START Extracted entries

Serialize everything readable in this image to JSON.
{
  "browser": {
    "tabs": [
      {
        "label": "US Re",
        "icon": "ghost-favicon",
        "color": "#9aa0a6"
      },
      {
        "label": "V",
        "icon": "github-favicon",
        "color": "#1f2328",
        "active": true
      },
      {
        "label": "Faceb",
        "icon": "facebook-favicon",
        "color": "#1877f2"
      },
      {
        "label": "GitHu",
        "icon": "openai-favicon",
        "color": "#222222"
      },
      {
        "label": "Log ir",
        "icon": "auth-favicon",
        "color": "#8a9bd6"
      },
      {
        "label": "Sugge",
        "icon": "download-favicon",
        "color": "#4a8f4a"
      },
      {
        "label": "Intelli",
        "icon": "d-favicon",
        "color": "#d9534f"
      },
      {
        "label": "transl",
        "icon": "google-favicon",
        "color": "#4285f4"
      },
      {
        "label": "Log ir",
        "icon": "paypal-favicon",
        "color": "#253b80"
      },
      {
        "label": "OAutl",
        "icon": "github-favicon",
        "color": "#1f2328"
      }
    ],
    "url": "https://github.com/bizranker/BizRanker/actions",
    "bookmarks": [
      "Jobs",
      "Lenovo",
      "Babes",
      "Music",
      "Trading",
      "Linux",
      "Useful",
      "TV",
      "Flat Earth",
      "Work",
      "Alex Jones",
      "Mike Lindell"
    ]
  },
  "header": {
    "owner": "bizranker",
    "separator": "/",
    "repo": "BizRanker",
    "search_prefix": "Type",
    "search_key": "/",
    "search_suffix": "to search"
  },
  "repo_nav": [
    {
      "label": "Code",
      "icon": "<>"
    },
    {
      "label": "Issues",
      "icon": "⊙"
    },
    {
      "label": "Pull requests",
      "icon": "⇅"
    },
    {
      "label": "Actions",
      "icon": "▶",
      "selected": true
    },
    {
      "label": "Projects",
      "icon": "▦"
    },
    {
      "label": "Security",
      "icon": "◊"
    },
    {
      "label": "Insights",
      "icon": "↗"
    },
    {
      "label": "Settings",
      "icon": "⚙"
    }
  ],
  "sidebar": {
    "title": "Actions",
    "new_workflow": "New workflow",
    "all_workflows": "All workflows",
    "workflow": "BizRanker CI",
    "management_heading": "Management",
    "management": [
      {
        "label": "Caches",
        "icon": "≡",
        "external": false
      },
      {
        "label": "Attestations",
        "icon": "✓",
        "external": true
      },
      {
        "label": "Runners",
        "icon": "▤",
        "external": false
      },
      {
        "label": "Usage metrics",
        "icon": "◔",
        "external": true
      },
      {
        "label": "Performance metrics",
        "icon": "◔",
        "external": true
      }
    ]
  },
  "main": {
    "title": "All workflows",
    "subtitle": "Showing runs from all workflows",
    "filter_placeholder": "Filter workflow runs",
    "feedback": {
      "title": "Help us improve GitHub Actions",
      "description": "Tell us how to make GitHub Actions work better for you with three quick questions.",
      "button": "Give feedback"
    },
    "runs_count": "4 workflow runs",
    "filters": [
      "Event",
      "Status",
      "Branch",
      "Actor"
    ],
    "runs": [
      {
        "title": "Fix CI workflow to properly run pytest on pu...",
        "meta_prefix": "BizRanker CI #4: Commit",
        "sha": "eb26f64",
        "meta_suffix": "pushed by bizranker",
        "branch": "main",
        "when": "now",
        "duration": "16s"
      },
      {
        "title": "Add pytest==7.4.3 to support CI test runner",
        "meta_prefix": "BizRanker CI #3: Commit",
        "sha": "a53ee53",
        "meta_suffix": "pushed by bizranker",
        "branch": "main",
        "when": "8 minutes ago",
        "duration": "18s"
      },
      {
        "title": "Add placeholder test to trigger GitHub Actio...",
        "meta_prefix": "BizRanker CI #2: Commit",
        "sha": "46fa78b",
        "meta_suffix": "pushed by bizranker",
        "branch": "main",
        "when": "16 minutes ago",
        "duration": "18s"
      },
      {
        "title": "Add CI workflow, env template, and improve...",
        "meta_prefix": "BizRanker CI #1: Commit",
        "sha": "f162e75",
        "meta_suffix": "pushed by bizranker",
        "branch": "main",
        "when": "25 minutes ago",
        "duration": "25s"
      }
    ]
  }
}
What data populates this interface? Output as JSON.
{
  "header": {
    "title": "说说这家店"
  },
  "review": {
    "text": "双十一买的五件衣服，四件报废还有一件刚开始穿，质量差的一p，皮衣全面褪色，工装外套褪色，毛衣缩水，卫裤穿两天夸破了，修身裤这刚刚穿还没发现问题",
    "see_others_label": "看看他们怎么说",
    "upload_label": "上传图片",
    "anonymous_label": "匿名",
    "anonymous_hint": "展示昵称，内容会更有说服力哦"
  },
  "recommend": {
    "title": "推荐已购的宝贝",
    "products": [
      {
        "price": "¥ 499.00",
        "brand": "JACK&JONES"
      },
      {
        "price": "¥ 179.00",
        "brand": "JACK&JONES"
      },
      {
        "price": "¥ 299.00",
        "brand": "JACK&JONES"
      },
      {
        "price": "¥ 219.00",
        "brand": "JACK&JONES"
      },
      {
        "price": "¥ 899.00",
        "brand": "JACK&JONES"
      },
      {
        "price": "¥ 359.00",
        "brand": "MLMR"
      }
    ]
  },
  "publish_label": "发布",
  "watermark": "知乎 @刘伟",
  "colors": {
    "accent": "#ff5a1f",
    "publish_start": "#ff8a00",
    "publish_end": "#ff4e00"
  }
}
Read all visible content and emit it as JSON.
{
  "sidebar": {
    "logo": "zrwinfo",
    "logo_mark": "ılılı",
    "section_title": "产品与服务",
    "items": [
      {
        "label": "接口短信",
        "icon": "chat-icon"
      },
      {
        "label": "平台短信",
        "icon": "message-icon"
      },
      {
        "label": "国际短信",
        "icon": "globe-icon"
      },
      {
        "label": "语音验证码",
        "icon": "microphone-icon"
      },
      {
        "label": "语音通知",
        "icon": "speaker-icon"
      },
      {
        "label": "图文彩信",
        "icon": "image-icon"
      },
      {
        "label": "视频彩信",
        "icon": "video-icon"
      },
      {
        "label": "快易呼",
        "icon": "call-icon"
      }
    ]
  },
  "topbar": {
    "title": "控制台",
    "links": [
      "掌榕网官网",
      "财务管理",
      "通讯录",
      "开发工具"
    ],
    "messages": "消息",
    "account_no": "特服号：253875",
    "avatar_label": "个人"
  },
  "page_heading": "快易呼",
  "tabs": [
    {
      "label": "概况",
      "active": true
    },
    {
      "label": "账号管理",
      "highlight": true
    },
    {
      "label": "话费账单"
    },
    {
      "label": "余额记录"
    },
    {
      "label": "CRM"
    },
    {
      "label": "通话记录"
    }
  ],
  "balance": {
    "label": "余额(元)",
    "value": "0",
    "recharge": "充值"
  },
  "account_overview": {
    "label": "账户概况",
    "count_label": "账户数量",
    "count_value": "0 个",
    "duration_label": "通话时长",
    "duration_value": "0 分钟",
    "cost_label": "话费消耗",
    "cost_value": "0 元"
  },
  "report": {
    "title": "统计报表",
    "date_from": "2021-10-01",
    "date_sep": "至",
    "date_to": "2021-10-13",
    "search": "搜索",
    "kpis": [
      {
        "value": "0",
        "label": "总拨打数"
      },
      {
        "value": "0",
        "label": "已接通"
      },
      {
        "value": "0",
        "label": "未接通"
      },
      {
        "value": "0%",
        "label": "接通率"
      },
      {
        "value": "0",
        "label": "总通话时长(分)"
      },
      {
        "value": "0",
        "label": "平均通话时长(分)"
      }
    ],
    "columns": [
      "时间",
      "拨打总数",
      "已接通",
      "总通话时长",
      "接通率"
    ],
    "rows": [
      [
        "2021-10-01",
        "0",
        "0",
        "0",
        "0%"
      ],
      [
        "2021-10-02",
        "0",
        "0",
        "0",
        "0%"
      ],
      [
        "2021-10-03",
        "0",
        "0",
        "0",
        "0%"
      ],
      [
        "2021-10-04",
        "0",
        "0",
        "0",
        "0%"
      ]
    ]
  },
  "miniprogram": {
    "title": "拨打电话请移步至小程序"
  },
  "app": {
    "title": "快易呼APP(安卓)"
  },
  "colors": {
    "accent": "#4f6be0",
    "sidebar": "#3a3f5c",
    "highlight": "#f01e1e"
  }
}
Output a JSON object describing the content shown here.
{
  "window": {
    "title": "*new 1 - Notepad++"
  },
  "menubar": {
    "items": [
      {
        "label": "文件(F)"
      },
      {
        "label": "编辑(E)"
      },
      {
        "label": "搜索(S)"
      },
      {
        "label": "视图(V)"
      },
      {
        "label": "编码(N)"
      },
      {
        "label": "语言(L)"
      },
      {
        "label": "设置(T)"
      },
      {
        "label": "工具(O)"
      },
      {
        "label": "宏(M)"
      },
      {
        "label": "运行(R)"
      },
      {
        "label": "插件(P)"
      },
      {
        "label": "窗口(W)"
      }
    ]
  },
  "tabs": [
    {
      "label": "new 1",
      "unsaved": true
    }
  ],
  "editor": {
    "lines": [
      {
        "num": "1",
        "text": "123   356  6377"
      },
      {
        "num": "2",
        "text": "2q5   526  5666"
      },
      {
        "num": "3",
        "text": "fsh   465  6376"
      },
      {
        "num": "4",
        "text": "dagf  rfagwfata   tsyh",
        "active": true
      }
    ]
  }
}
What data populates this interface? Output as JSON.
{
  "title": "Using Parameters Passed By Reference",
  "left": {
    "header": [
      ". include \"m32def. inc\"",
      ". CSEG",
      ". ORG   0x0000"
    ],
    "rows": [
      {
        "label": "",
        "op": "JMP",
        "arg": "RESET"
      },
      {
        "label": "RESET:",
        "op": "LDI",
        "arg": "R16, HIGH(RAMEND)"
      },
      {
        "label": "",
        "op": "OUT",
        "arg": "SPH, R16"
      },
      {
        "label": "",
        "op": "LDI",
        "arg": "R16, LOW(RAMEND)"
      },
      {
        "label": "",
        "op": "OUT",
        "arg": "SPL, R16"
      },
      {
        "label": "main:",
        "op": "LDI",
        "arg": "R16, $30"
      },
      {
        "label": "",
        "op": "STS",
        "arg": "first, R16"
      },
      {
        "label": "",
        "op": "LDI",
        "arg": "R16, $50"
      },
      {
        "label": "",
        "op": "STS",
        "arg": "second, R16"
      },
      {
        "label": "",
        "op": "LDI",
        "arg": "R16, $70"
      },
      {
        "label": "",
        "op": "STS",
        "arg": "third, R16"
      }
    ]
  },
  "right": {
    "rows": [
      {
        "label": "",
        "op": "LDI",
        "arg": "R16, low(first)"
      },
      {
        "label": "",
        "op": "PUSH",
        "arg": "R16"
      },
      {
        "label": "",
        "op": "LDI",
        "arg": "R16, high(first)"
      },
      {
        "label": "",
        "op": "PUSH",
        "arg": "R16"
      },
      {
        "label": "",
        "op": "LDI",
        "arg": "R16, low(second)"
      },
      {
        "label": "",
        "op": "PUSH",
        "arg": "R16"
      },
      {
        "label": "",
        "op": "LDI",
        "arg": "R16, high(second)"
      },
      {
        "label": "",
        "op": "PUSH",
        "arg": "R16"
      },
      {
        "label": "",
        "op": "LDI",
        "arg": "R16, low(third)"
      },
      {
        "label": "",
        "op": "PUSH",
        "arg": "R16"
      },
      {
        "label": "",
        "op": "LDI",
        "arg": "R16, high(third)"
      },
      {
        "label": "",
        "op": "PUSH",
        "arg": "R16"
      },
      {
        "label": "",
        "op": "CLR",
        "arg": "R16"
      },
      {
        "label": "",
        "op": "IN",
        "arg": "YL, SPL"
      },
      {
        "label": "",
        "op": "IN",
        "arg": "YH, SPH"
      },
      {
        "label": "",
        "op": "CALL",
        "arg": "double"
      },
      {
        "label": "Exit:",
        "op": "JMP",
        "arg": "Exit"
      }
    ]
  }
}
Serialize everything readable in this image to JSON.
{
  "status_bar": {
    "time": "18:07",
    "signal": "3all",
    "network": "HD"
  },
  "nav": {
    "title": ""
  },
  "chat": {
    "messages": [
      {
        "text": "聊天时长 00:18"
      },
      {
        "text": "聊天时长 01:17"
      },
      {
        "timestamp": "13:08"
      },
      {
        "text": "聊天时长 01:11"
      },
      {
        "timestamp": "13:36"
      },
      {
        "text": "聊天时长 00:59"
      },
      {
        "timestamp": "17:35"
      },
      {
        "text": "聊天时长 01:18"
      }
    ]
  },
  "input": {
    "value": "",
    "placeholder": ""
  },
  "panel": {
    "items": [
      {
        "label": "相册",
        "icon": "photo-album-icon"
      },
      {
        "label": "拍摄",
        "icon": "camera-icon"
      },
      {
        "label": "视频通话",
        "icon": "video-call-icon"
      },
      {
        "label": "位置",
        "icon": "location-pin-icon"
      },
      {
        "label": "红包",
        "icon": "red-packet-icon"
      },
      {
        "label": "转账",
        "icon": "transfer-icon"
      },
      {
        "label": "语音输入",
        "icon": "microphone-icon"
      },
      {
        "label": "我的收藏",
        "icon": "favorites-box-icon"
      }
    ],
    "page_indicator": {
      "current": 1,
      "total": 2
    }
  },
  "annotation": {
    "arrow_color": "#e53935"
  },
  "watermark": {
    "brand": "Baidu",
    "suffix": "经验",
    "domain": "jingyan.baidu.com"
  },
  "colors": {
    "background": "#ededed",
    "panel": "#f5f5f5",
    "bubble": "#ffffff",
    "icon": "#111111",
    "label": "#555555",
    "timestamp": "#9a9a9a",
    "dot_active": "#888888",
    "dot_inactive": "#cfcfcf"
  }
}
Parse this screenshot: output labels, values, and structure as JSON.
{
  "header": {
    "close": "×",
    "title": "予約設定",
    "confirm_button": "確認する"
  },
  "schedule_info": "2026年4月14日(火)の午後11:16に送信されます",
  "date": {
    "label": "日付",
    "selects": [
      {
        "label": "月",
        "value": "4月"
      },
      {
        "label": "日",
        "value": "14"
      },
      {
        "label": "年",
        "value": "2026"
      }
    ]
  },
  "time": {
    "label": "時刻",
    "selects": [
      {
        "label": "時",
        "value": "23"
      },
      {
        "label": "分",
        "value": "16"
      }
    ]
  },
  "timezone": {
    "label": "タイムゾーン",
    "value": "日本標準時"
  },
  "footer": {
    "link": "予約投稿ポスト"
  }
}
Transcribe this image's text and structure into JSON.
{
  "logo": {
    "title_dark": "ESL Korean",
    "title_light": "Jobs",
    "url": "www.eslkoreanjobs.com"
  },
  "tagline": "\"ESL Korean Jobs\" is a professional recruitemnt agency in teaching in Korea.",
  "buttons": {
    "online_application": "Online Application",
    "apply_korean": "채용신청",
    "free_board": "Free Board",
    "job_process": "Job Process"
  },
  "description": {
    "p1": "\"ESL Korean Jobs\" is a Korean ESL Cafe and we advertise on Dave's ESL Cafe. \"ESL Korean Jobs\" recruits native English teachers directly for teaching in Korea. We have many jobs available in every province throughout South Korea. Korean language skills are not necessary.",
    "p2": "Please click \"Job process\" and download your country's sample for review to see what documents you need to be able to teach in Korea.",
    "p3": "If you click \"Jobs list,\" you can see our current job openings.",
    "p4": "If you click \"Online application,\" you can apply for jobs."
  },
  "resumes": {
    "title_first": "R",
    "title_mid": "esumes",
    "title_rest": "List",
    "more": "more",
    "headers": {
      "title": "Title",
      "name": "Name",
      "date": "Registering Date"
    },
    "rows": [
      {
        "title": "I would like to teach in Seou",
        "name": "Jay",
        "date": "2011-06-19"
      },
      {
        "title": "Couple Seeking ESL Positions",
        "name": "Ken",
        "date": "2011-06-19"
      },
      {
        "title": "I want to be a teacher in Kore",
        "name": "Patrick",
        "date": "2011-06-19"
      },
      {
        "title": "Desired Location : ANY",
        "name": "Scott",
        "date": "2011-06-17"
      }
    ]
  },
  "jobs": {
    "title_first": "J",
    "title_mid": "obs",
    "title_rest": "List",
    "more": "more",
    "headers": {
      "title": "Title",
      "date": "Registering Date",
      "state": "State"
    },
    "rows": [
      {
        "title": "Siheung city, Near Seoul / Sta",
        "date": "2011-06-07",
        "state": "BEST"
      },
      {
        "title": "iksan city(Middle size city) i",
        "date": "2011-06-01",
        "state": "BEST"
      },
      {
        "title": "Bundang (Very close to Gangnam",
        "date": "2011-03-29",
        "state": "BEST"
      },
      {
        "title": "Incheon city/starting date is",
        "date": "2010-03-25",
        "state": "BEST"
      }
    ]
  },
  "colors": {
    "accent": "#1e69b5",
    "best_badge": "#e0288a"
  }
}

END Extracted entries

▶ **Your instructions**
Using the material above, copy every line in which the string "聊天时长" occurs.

▶ **Response to this exercise**
        "text": "聊天时长 00:18"
        "text": "聊天时长 01:17"
        "text": "聊天时长 01:11"
        "text": "聊天时长 00:59"
        "text": "聊天时长 01:18"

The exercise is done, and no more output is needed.